advance health care directive explains a settlor’s wishes about

medical treatment in case he or she is incapacitated. This way,

a settlor can explain his or her preferences about quality of life,

life support and invasive medical procedures before it is too

late.

Executing both types of documents before they are needed

will reduce angst for you and your loved ones. Most states have

statutory short forms you can complete yourself. However,

these templates must be adhered to closely because even small

deviations can have profound effects on their validity. Don’t use

unvetted forms from unknown sources for these purposes.

Finalizing Your Documents.

When you are satisfied your

documents are flawless, find two witnesses who do not receive

anything under your will; gather before a notary (or a consular

officer, if you’re overseas); orally name the documents you will

be executing; state that you are “over 18, of sound and dispos-

ing mind, and free from duress”; and sign at the end. Each state

requires different formalities, so failing to perform all your

state’s requirements may invalidate part of your estate plan.

Guard the Originals!

Like setting your estate planning

goals, the first item on my checklist, this may seem too obvious
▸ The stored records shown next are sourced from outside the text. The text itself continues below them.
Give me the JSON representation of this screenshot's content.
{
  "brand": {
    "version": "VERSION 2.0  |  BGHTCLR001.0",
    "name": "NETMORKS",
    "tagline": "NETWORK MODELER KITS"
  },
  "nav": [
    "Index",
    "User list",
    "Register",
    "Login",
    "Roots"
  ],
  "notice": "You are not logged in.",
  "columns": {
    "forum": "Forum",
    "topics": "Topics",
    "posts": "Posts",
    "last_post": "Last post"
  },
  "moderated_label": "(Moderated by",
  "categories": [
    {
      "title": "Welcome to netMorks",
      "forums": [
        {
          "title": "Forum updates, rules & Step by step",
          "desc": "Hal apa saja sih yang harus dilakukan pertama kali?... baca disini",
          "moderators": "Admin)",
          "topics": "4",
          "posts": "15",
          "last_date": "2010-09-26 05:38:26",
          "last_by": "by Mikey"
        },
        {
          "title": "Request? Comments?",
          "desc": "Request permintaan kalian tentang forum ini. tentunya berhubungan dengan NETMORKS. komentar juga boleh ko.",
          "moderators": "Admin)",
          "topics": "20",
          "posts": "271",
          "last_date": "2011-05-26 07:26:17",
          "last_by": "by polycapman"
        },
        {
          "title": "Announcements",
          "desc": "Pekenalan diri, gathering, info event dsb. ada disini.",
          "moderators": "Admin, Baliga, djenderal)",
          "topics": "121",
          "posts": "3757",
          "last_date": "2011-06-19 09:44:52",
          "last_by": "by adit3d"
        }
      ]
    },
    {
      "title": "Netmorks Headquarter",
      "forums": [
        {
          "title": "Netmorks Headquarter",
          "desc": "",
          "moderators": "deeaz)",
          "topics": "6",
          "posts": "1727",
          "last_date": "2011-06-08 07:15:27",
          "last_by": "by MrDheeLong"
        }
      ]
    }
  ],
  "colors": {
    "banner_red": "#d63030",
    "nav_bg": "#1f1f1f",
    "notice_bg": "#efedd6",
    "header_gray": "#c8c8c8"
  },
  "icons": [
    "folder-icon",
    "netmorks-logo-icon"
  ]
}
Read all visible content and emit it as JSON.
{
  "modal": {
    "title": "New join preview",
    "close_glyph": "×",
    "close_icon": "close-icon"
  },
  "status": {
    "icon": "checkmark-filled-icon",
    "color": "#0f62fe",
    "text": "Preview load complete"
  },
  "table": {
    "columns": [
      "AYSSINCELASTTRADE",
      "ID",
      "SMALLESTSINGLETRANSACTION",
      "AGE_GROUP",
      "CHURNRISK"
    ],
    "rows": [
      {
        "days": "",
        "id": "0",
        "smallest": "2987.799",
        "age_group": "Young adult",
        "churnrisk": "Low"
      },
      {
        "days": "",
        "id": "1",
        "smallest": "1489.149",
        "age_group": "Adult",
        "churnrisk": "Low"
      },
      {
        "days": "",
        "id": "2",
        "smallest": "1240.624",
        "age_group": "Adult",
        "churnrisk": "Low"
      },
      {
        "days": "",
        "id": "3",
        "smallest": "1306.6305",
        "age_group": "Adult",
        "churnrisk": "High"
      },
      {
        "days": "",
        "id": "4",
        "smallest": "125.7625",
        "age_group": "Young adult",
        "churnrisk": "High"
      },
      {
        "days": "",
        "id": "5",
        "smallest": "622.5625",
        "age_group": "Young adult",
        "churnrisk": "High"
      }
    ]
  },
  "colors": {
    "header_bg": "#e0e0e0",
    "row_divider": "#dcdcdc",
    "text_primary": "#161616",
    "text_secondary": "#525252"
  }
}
to worry about. But it is easy for Foreign Service families, who

spend years at a time overseas, to lose track of their original

will. Keep it in a safe deposit box, fire-resistant safe, with a trust

company, or at the court where it will be probated. Wherever it

is, your executor must know where it is and have access to it.

Make Good Choices.

The true value of estate planning lies in

making good choices at each step of the process. Take advan-

tage of the opportunity to research best practices, seek second

opinions and professional advice (if needed)—and resist the

temptation to rush to the signature line.

n

The true quality of your will,

and the likelihood that it will

withstand legal challenges,

depend on the wisdom with

which you have balanced

the competing interests

affecting your estate.